Areas which could bring in perspective an increase in energy demand are the agriculture (by starting a coherent program for the development of irrigation systems), the construction industry and the industry of related materials production, revival and restoration of infrastructure for rail transport, the extractive industry, the metallurgical industry, the petrochemical industry. For all these industrial branches, Romania has both the necessary natural potential (resources), not being dependent on imports, and the tradition and experience of the workforce.

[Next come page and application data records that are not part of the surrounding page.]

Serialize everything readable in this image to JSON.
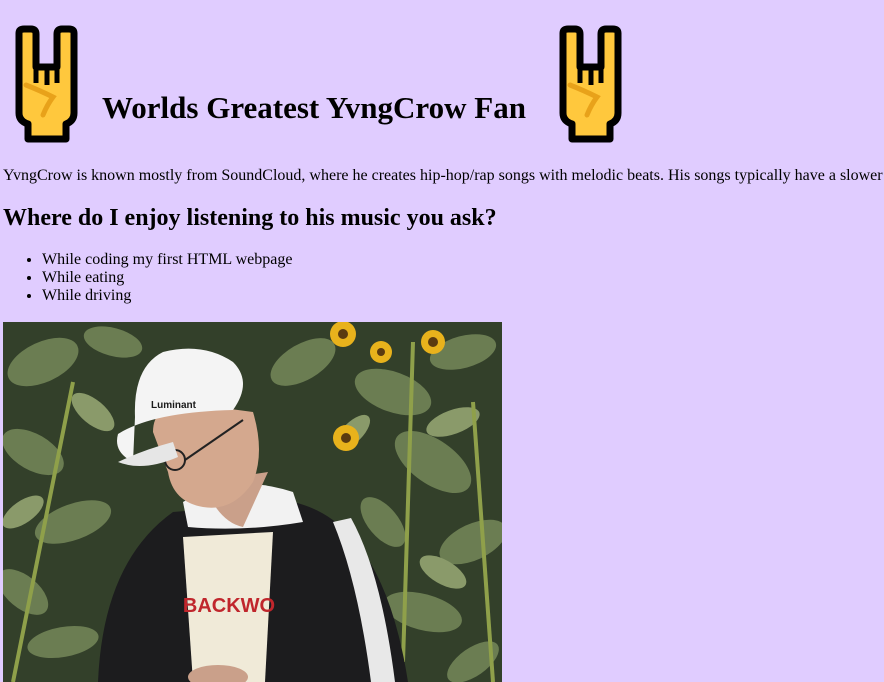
{
  "header": {
    "title": "Worlds Greatest YvngCrow Fan",
    "left_icon": "rock-on-hand-icon",
    "right_icon": "rock-on-hand-icon"
  },
  "intro": {
    "text": "YvngCrow is known mostly from SoundCloud, where he creates hip-hop/rap songs with melodic beats. His songs typically have a slower"
  },
  "section": {
    "heading": "Where do I enjoy listening to his music you ask?",
    "items": [
      {
        "label": "While coding my first HTML webpage"
      },
      {
        "label": "While eating"
      },
      {
        "label": "While driving"
      }
    ]
  },
  "photo": {
    "cap_text": "Luminant",
    "shirt_text": "BACKWO"
  },
  "colors": {
    "background": "#e0ccff",
    "icon_fill": "#ffc83d",
    "icon_stroke": "#000000",
    "icon_detail": "#e8a21a"
  }
}
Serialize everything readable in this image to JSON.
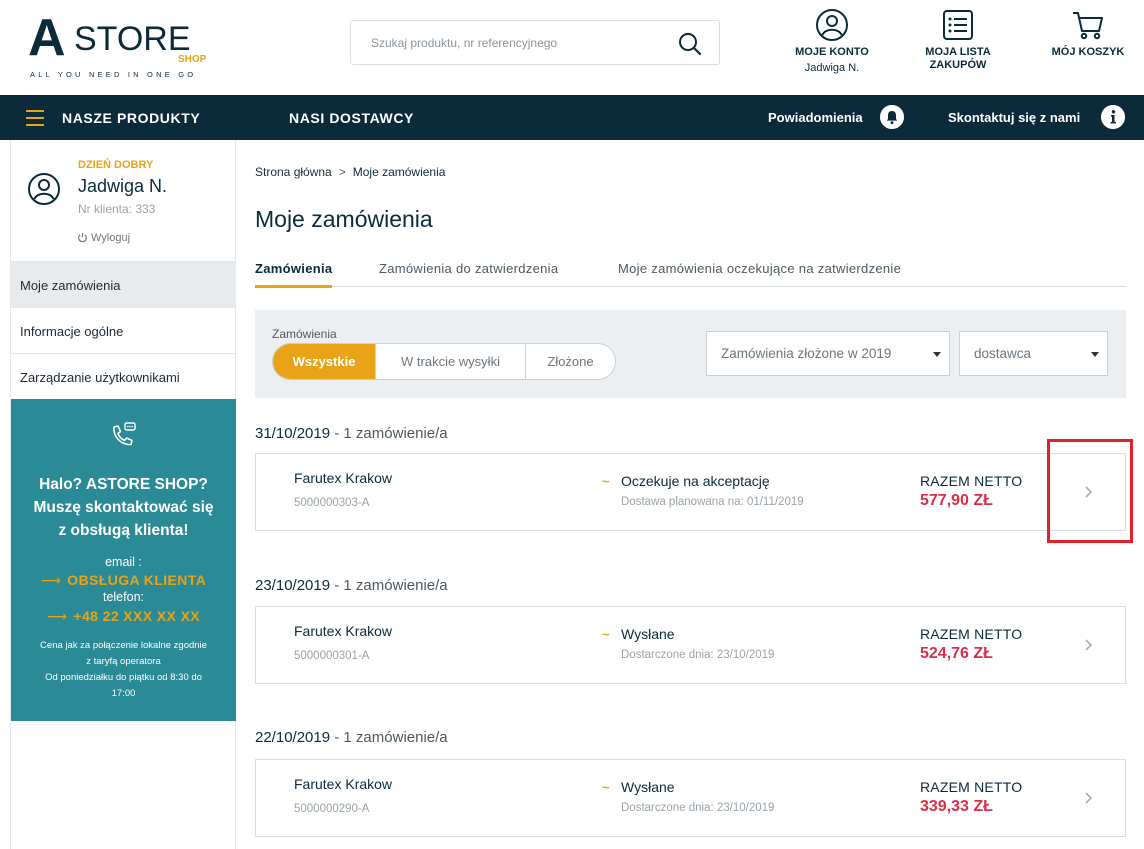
{
  "header": {
    "logo": {
      "a": "A",
      "store": "STORE",
      "shop": "SHOP",
      "tagline": "ALL YOU NEED IN ONE GO"
    },
    "search": {
      "placeholder": "Szukaj produktu, nr referencyjnego",
      "value": ""
    },
    "account": {
      "label": "MOJE KONTO",
      "user": "Jadwiga N."
    },
    "shopping_list": {
      "label_line1": "MOJA LISTA",
      "label_line2": "ZAKUPÓW"
    },
    "cart": {
      "label": "MÓJ KOSZYK"
    }
  },
  "nav": {
    "products": "NASZE PRODUKTY",
    "suppliers": "NASI DOSTAWCY",
    "notifications": "Powiadomienia",
    "contact": "Skontaktuj się z nami"
  },
  "sidebar": {
    "greeting": "DZIEŃ DOBRY",
    "name": "Jadwiga N.",
    "client_no": "Nr klienta: 333",
    "logout": "Wyloguj",
    "items": [
      {
        "label": "Moje zamówienia",
        "active": true
      },
      {
        "label": "Informacje ogólne",
        "active": false
      },
      {
        "label": "Zarządzanie użytkownikami",
        "active": false
      }
    ],
    "contact": {
      "title_line1": "Halo? ASTORE SHOP?",
      "title_line2": "Muszę skontaktować się",
      "title_line3": "z obsługą klienta!",
      "email_label": "email :",
      "email_value": "OBSŁUGA KLIENTA",
      "phone_label": "telefon:",
      "phone_value": "+48 22 XXX XX XX",
      "note_line1": "Cena jak za połączenie lokalne zgodnie",
      "note_line2": "z taryfą operatora",
      "note_line3": "Od poniedziałku do piątku od 8:30 do",
      "note_line4": "17:00"
    }
  },
  "main": {
    "breadcrumb": {
      "home": "Strona główna",
      "sep": ">",
      "current": "Moje zamówienia"
    },
    "title": "Moje zamówienia",
    "tabs": [
      {
        "label": "Zamówienia",
        "active": true
      },
      {
        "label": "Zamówienia do zatwierdzenia",
        "active": false
      },
      {
        "label": "Moje zamówienia oczekujące na zatwierdzenie",
        "active": false
      }
    ],
    "filters": {
      "label": "Zamówienia",
      "segments": [
        "Wszystkie",
        "W trakcie wysyłki",
        "Złożone"
      ],
      "selected_segment": "Wszystkie",
      "year_select": "Zamówienia złożone w 2019",
      "supplier_select": "dostawca"
    },
    "groups": [
      {
        "date": "31/10/2019",
        "count": "1 zamówienie/a",
        "order": {
          "supplier": "Farutex Krakow",
          "ref": "5000000303-A",
          "status": "Oczekuje na akceptację",
          "status_date": "Dostawa planowana na: 01/11/2019",
          "total_label": "RAZEM NETTO",
          "total_value": "577,90 ZŁ"
        }
      },
      {
        "date": "23/10/2019",
        "count": "1 zamówienie/a",
        "order": {
          "supplier": "Farutex Krakow",
          "ref": "5000000301-A",
          "status": "Wysłane",
          "status_date": "Dostarczone dnia: 23/10/2019",
          "total_label": "RAZEM NETTO",
          "total_value": "524,76 ZŁ"
        }
      },
      {
        "date": "22/10/2019",
        "count": "1 zamówienie/a",
        "order": {
          "supplier": "Farutex Krakow",
          "ref": "5000000290-A",
          "status": "Wysłane",
          "status_date": "Dostarczone dnia: 23/10/2019",
          "total_label": "RAZEM NETTO",
          "total_value": "339,33 ZŁ"
        }
      }
    ],
    "date_separator": " - ",
    "status_marker": "~"
  },
  "icons": {
    "search": "search-icon",
    "account": "user-circle-icon",
    "list": "list-icon",
    "cart": "cart-icon",
    "bell": "bell-icon",
    "info": "info-icon",
    "phone": "phone-chat-icon",
    "chevron": "chevron-right-icon",
    "logout": "power-icon",
    "arrow": "arrow-right-icon"
  },
  "colors": {
    "navy": "#0b2a3a",
    "accent": "#e8a317",
    "teal": "#2a8a96",
    "price": "#d9304a",
    "highlight": "#e0202a"
  }
}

Unfortunately, the human resource is unvalued throughout the country. For economic recovery, it’s necessary to resume REAL programs of professional training in full accordance with the development directions of economic sectors. Currently, it cannot be done in a centralized manner. Small industrialists secure and qualify their workforce locally, at the workplace. Lack of quality qualified staff is today one of the biggest problems at national level, in all areas of activity.
Lack of vision and concern
Industrial decline has been determined, over the past two decades, by the lack of vision and concern of those involved in running the country, but also in the management of the respective industrial units.
If we take a look behind, there would definitely be many unanswered questions, of which one that will affect many generations refers to industrial decline, even total bankruptcy, up to winding-up, of the industrial units privatized by the State Ownership Fund (FPS).
I think someone should conduct a study and then prepare a report, on industrial branches: what units existed in 1989, what annual production they had, on which markets they sold such products, how many employees they had, what energy consumption… following the red thread: if they were privatized, with whom, through how many hands they passed (whose hands), where are they today, if they still exist or not, how many employees they have, how much the Romanian state won/lost, if the privatization contracts were observed in terms of investment volume and maintaining the workforce etc.
Looking back could help us understand our history and maybe would prevent us from repeating the same mistakes. It would be a natural act of historical and economic balance. I am personally not aware of the Ministry of Economy having such an analysis, although I believe the responsibility belongs there.
It remains for future generations to judge the manner in which Romania’s economic development has been supported or hampered by its own leaders.
Carmencita Constantin is Director of Strategy, Energy & Environment Dept., ISPE